What to produce> Your answer should be every line below that includes the word "title".

Supplied records>

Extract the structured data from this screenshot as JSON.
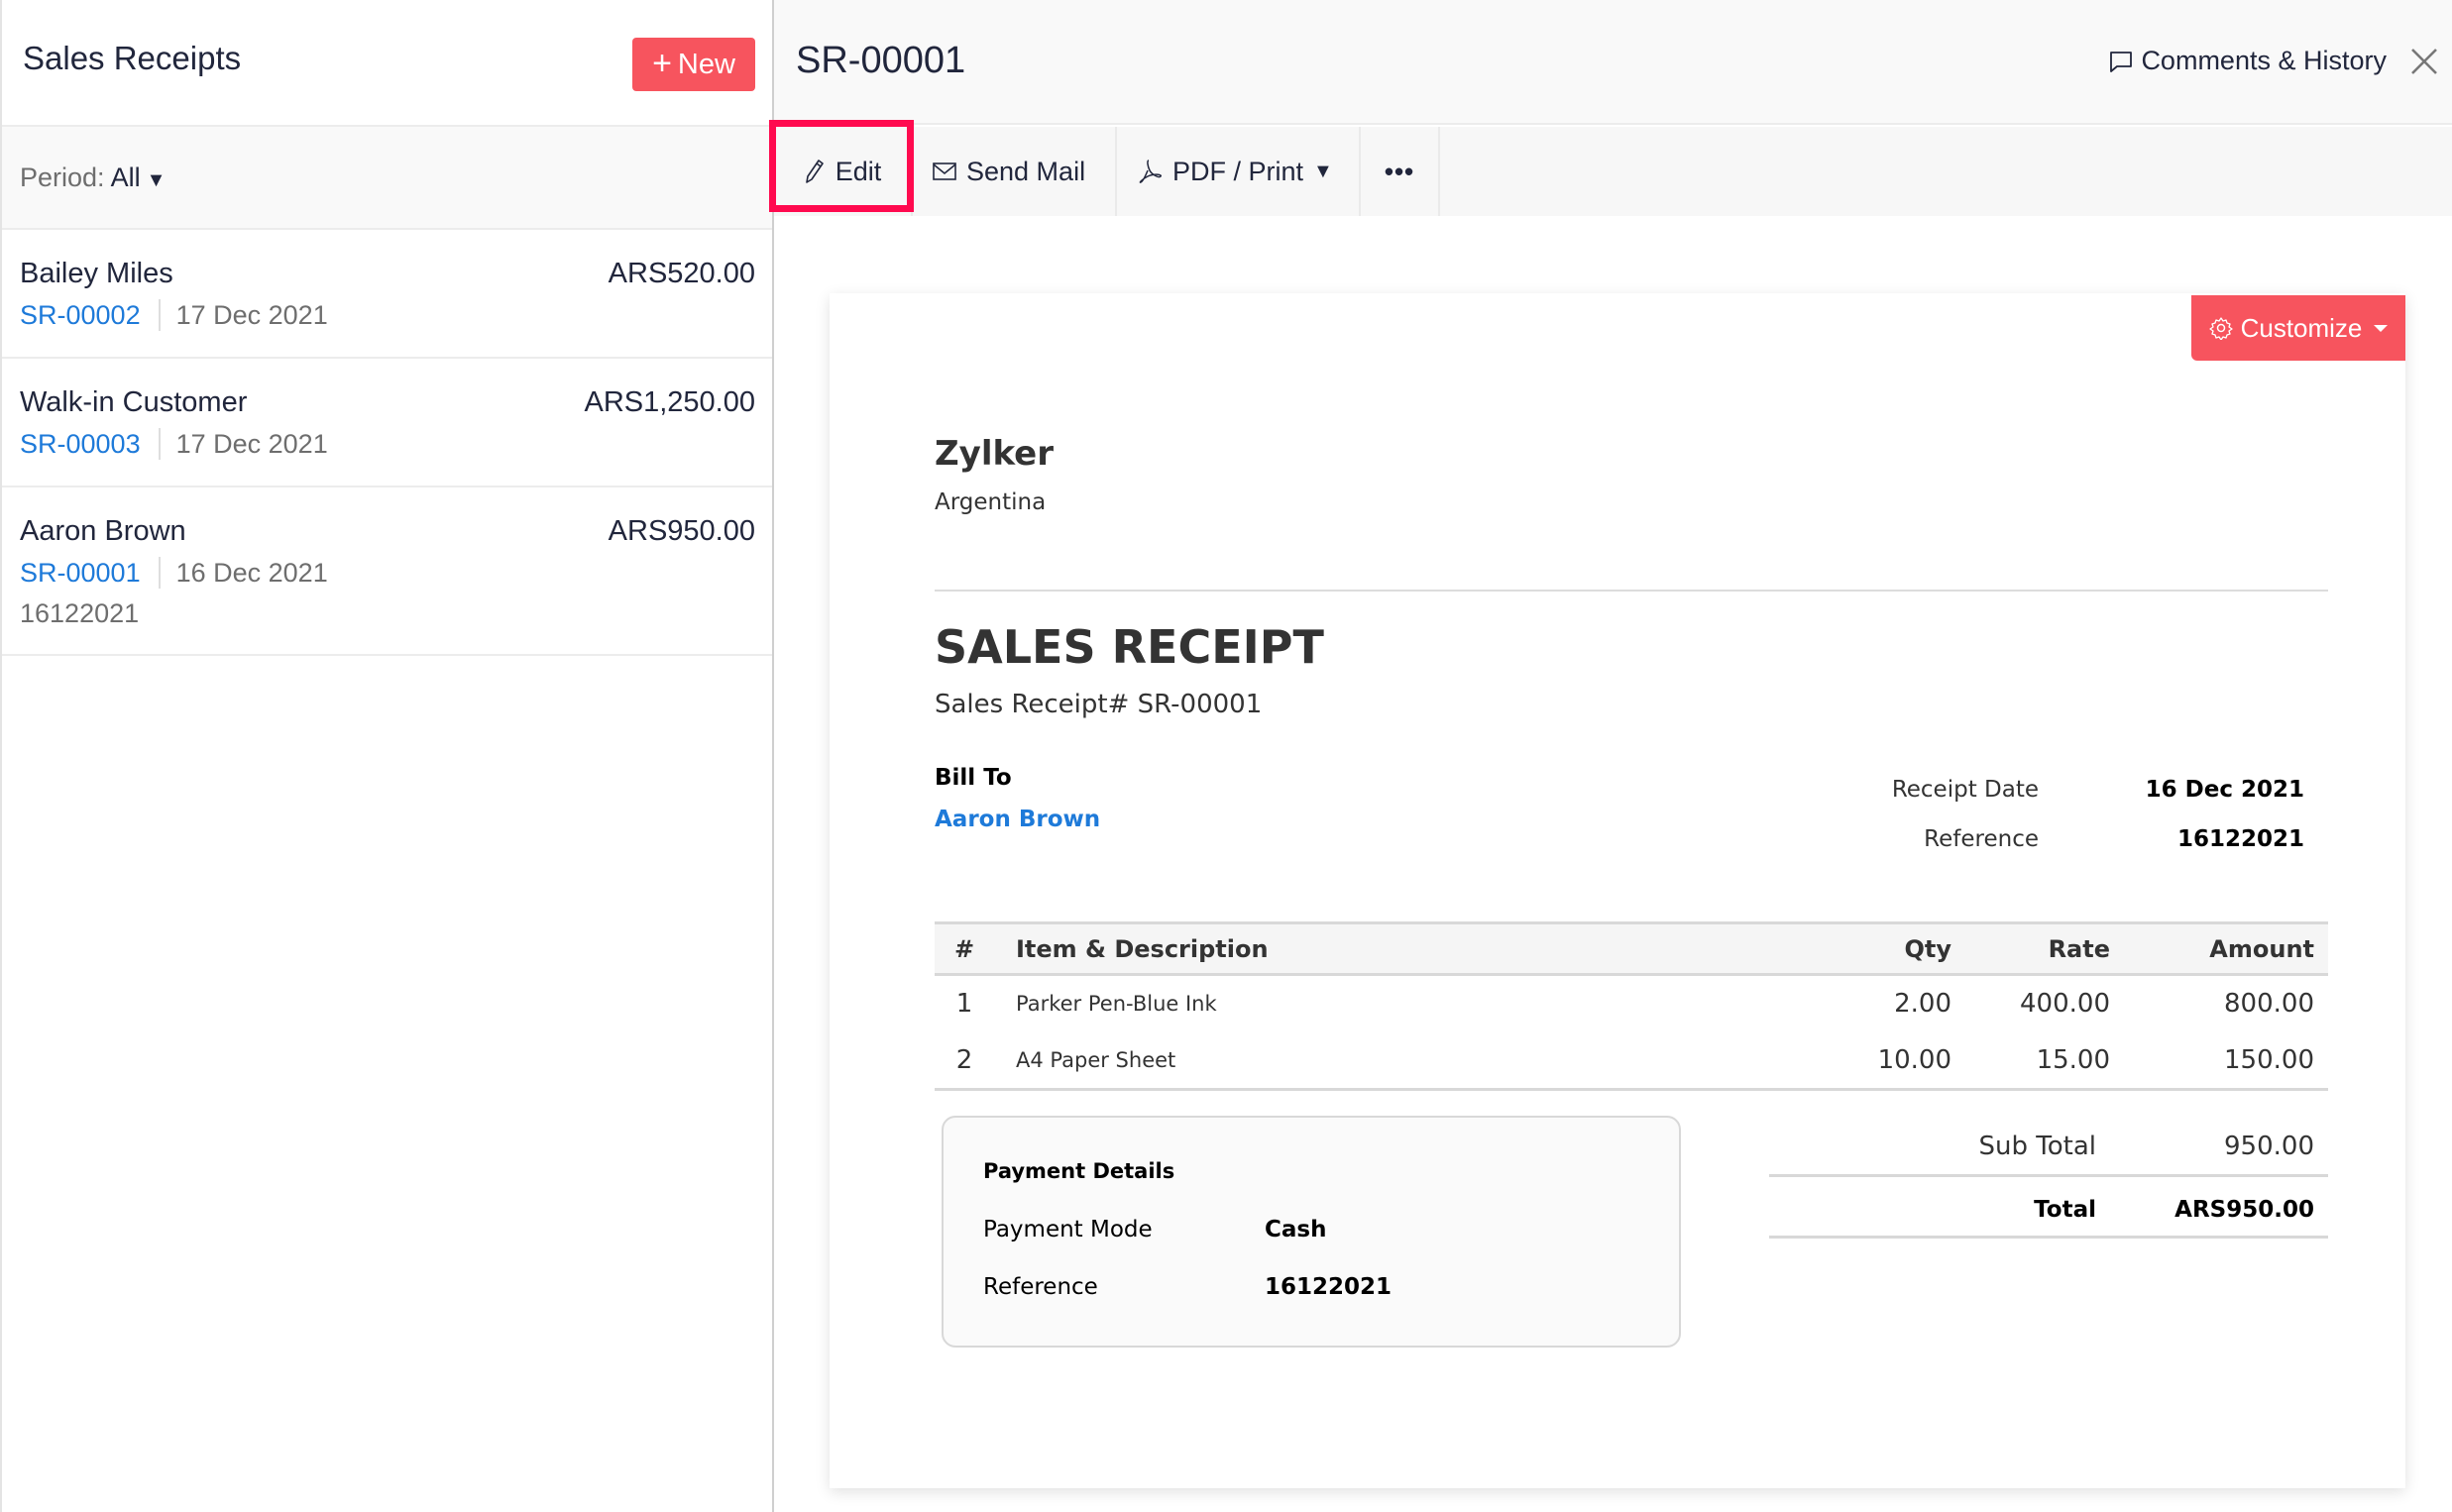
{
  "left_panel": {
    "title": "Sales Receipts",
    "new_button": {
      "icon": "plus-icon",
      "label": "New"
    },
    "filter": {
      "label": "Period:",
      "value": "All"
    },
    "receipts": [
      {
        "customer": "Bailey Miles",
        "amount": "ARS520.00",
        "number": "SR-00002",
        "date": "17 Dec 2021",
        "reference": ""
      },
      {
        "customer": "Walk-in Customer",
        "amount": "ARS1,250.00",
        "number": "SR-00003",
        "date": "17 Dec 2021",
        "reference": ""
      },
      {
        "customer": "Aaron Brown",
        "amount": "ARS950.00",
        "number": "SR-00001",
        "date": "16 Dec 2021",
        "reference": "16122021"
      }
    ]
  },
  "detail": {
    "title": "SR-00001",
    "comments_label": "Comments & History",
    "toolbar": {
      "edit": "Edit",
      "send_mail": "Send Mail",
      "pdf_print": "PDF / Print",
      "more": "•••"
    },
    "customize_label": "Customize",
    "document": {
      "company": "Zylker",
      "country": "Argentina",
      "doc_type": "SALES RECEIPT",
      "doc_number": "Sales Receipt# SR-00001",
      "bill_to_label": "Bill To",
      "bill_to_name": "Aaron Brown",
      "meta": [
        {
          "label": "Receipt Date",
          "value": "16 Dec 2021"
        },
        {
          "label": "Reference",
          "value": "16122021"
        }
      ],
      "columns": [
        "#",
        "Item & Description",
        "Qty",
        "Rate",
        "Amount"
      ],
      "items": [
        {
          "num": "1",
          "description": "Parker Pen-Blue Ink",
          "qty": "2.00",
          "rate": "400.00",
          "amount": "800.00"
        },
        {
          "num": "2",
          "description": "A4 Paper Sheet",
          "qty": "10.00",
          "rate": "15.00",
          "amount": "150.00"
        }
      ],
      "payment": {
        "title": "Payment Details",
        "mode_label": "Payment Mode",
        "mode_value": "Cash",
        "reference_label": "Reference",
        "reference_value": "16122021"
      },
      "totals": {
        "subtotal_label": "Sub Total",
        "subtotal_value": "950.00",
        "total_label": "Total",
        "total_value": "ARS950.00"
      }
    }
  },
  "colors": {
    "accent_red": "#f7545e",
    "link_blue": "#1e7ad9",
    "highlight": "#ff0a4f"
  }
}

Reply to the exercise>
    "title": "Sales Receipts",
    "title": "SR-00001",
        "title": "Payment Details",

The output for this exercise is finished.